Last week, National League side Barnet FC put their non-playing staff on notice of redundancy. Meanwhile, Dagenham and Redbridge’s director, Steve Thompson, has said that the government should give the league somewhere in the region of £20m to help it survive.

Why call in the politicians? Because non-league clubs are in a peculiar and tricky position. They sit outside the remit of the EFL and are instead presided over by the Football Association (FA). And a national governance body like the FA is a not-for-profit, with the majority of its revenue going back into grassroots football. So there isn’t a ready supply of cash for non-league teams – unless someone (say, Boris Johnson) steps in.

Griffin Park, home of Brentford FC

And the supply of cash is crucial, as Ridley explains. “The problem lower down is that very average small town teams are a bad risk [for banks]. Because most of them have a poor credit history, because a lot of them have struggled in the past to repay loans or gone into administration, it’s very hard for them to borrow money. So cash flow is the king.

“I remember when I was part of a consortium that bought Salisbury FC. It had gone bust in its previous guise, as Salisbury City. When we reformed it, the bank wouldn’t give us any overdraft whatsoever. It was tough enough to get an account, let alone an overdraft…”

This isn’t just about whether 11 people can play football on a Saturday afternoon, with a few dozen cheering them on. It’s about the fabric of society. “At Salisbury, they went a year without a football club, and people down there have told me it was a really miserable year,” says Ridley. The hum of crowds and cash registers goes quiet. Restaurants, pubs and clubs lose revenue. A town literally becomes poorer.

But there’s something beyond money; something that, according to Ridley, can’t be quantified. “A local club gives your town an identity and a bit of national pride.
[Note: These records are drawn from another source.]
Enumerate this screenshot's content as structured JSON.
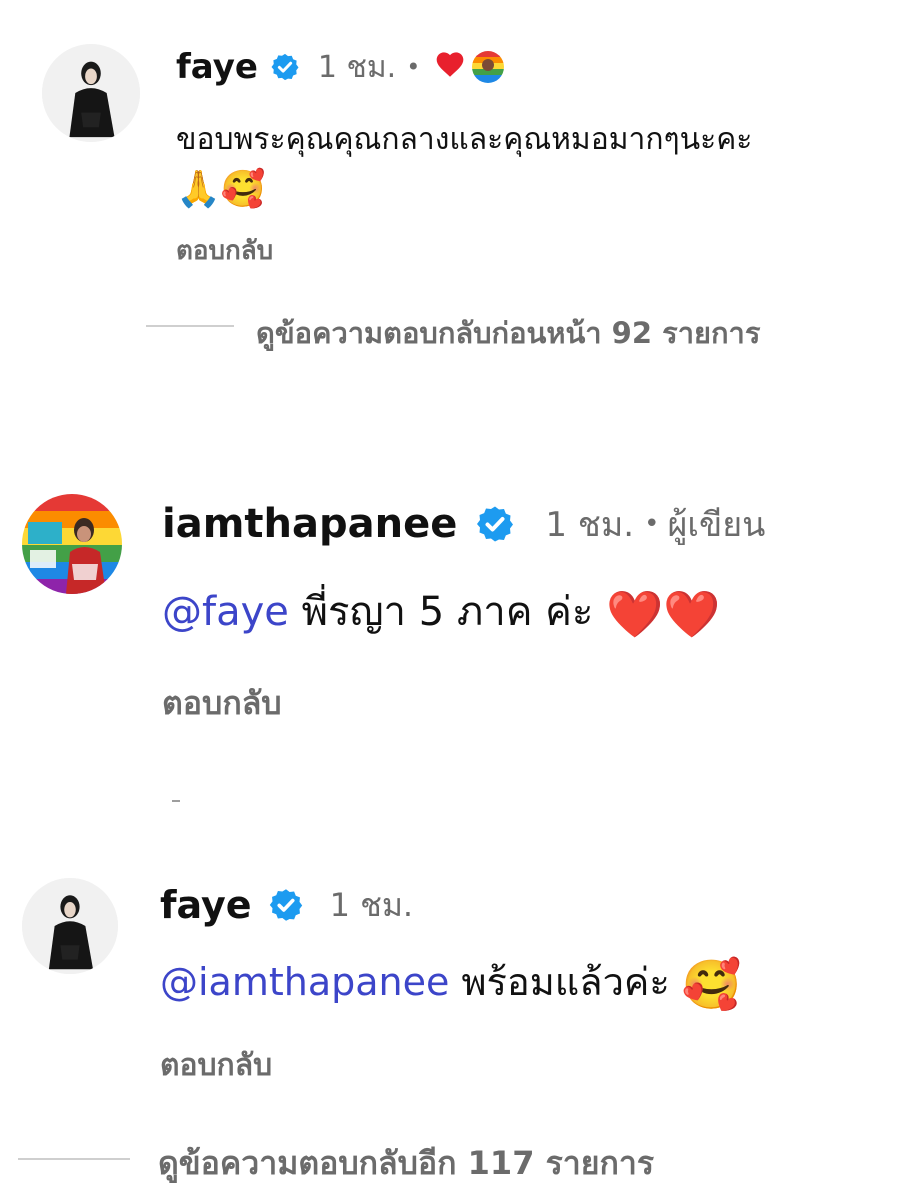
{
  "comments": [
    {
      "username": "faye",
      "time": "1 ชม.",
      "separator": "•",
      "text_line1": "ขอบพระคุณคุณกลางและคุณหมอมากๆนะคะ",
      "emoji_line2": "🙏🥰",
      "reply_label": "ตอบกลับ",
      "avatar_icon": "woman-black-suit-avatar",
      "reaction_icons": [
        "heart-icon",
        "author-avatar-icon"
      ]
    },
    {
      "username": "iamthapanee",
      "time": "1 ชม.",
      "separator": "•",
      "author_label": "ผู้เขียน",
      "mention": "@faye",
      "text": " พี่รญา 5 ภาค ค่ะ ",
      "emoji": "❤️❤️",
      "reply_label": "ตอบกลับ",
      "avatar_icon": "rainbow-profile-avatar"
    },
    {
      "username": "faye",
      "time": "1 ชม.",
      "mention": "@iamthapanee",
      "text": " พร้อมแล้วค่ะ ",
      "emoji": "🥰",
      "reply_label": "ตอบกลับ",
      "avatar_icon": "woman-black-suit-avatar"
    }
  ],
  "view_replies": [
    "ดูข้อความตอบกลับก่อนหน้า 92 รายการ",
    "ดูข้อความตอบกลับอีก 117 รายการ"
  ],
  "colors": {
    "mention": "#3c45c9",
    "verified": "#1d9bf0",
    "muted": "#6b6b6b",
    "heart": "#ff1744"
  }
}
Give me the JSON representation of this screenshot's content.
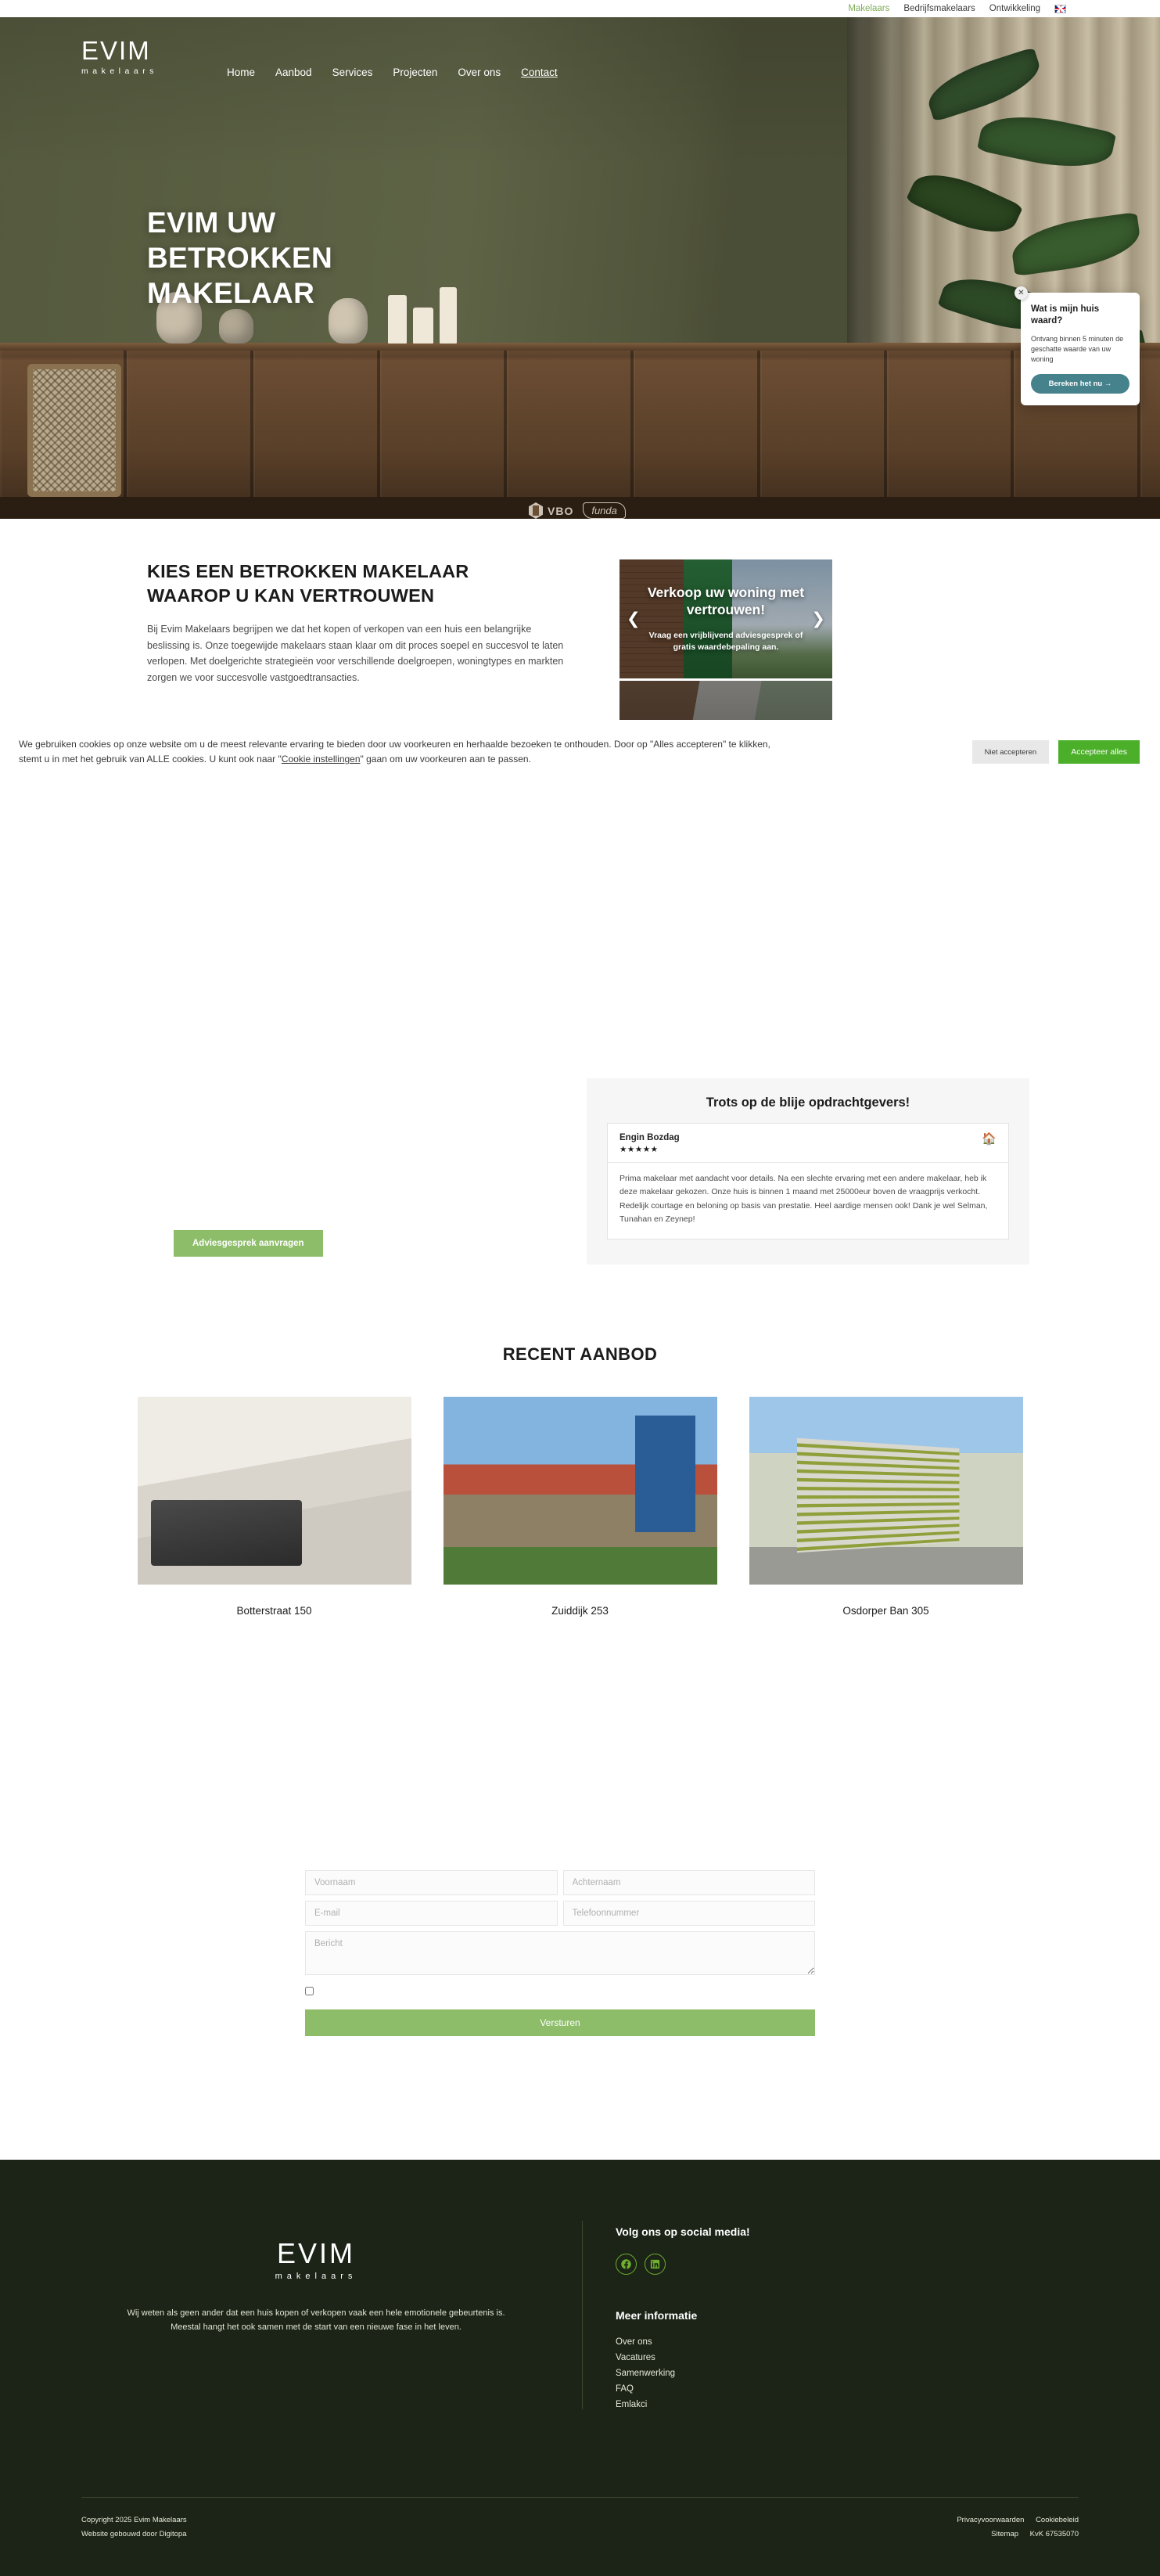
{
  "topbar": {
    "links": [
      {
        "label": "Makelaars",
        "active": true
      },
      {
        "label": "Bedrijfsmakelaars",
        "active": false
      },
      {
        "label": "Ontwikkeling",
        "active": false
      }
    ],
    "language_icon": "uk-flag-icon"
  },
  "hero": {
    "logo_main": "EVIM",
    "logo_sub": "makelaars",
    "nav": [
      {
        "label": "Home",
        "current": false
      },
      {
        "label": "Aanbod",
        "current": false
      },
      {
        "label": "Services",
        "current": false
      },
      {
        "label": "Projecten",
        "current": false
      },
      {
        "label": "Over ons",
        "current": false
      },
      {
        "label": "Contact",
        "current": true
      }
    ],
    "title_line1": "EVIM UW",
    "title_line2": "BETROKKEN",
    "title_line3": "MAKELAAR",
    "badges": {
      "vbo": "VBO",
      "funda": "funda"
    }
  },
  "value_widget": {
    "title": "Wat is mijn huis waard?",
    "body": "Ontvang binnen 5 minuten de geschatte waarde van uw woning",
    "cta": "Bereken het nu →",
    "close_icon": "close-icon",
    "accent_color": "#45828b"
  },
  "intro": {
    "heading_line1": "KIES EEN BETROKKEN MAKELAAR",
    "heading_line2": "WAAROP U KAN VERTROUWEN",
    "paragraph": "Bij Evim Makelaars begrijpen we dat het kopen of verkopen van een huis een belangrijke beslissing is. Onze toegewijde makelaars staan klaar om dit proces soepel en succesvol te laten verlopen. Met doelgerichte strategieën voor verschillende doelgroepen, woningtypes en markten zorgen we voor succesvolle vastgoedtransacties."
  },
  "slider": {
    "headline": "Verkoop uw woning met vertrouwen!",
    "subline": "Vraag een vrijblijvend adviesgesprek of gratis waardebepaling aan.",
    "prev_icon": "chevron-left-icon",
    "next_icon": "chevron-right-icon"
  },
  "cookie_banner": {
    "text_part1": "We gebruiken cookies op onze website om u de meest relevante ervaring te bieden door uw voorkeuren en herhaalde bezoeken te onthouden. Door op \"Alles accepteren\" te klikken, stemt u in met het gebruik van ALLE cookies. U kunt ook naar \"",
    "settings_link": "Cookie instellingen",
    "text_part2": "\" gaan om uw voorkeuren aan te passen.",
    "decline_label": "Niet accepteren",
    "accept_label": "Accepteer alles",
    "accept_color": "#4caf2a"
  },
  "testimonials": {
    "heading": "Trots op de blije opdrachtgevers!",
    "review": {
      "name": "Engin Bozdag",
      "stars": "★★★★★",
      "rating": 5,
      "icon": "house-icon",
      "body": "Prima makelaar met aandacht voor details. Na een slechte ervaring met een andere makelaar, heb ik deze makelaar gekozen. Onze huis is binnen 1 maand met 25000eur boven de vraagprijs verkocht. Redelijk courtage en beloning op basis van prestatie. Heel aardige mensen ook! Dank je wel Selman, Tunahan en Zeynep!"
    }
  },
  "advies_button": {
    "label": "Adviesgesprek aanvragen",
    "color": "#8dbd69"
  },
  "aanbod": {
    "heading": "RECENT AANBOD",
    "items": [
      {
        "title": "Botterstraat 150",
        "image": "living-room-photo"
      },
      {
        "title": "Zuiddijk 253",
        "image": "house-exterior-photo"
      },
      {
        "title": "Osdorper Ban 305",
        "image": "apartment-building-photo"
      }
    ]
  },
  "contact_form": {
    "firstname_placeholder": "Voornaam",
    "lastname_placeholder": "Achternaam",
    "email_placeholder": "E-mail",
    "phone_placeholder": "Telefoonnummer",
    "message_placeholder": "Bericht",
    "consent_checked": false,
    "submit_label": "Versturen",
    "submit_color": "#8dbd69"
  },
  "footer": {
    "logo_main": "EVIM",
    "logo_sub": "makelaars",
    "description": "Wij weten als geen ander dat een huis kopen of verkopen vaak een hele emotionele gebeurtenis is. Meestal hangt het ook samen met de start van een nieuwe fase in het leven.",
    "social_heading": "Volg ons op social media!",
    "socials": [
      {
        "name": "facebook-icon"
      },
      {
        "name": "linkedin-icon"
      }
    ],
    "info_heading": "Meer informatie",
    "info_links": [
      {
        "label": "Over ons"
      },
      {
        "label": "Vacatures"
      },
      {
        "label": "Samenwerking"
      },
      {
        "label": "FAQ"
      },
      {
        "label": "Emlakci"
      }
    ],
    "bottom": {
      "copyright": "Copyright 2025 Evim Makelaars",
      "built_by": "Website gebouwd door Digitopa",
      "privacy": "Privacyvoorwaarden",
      "cookie_policy": "Cookiebeleid",
      "sitemap": "Sitemap",
      "kvk": "KvK 67535070"
    }
  }
}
Your name is out there. When it goes there’s just this emptiness.”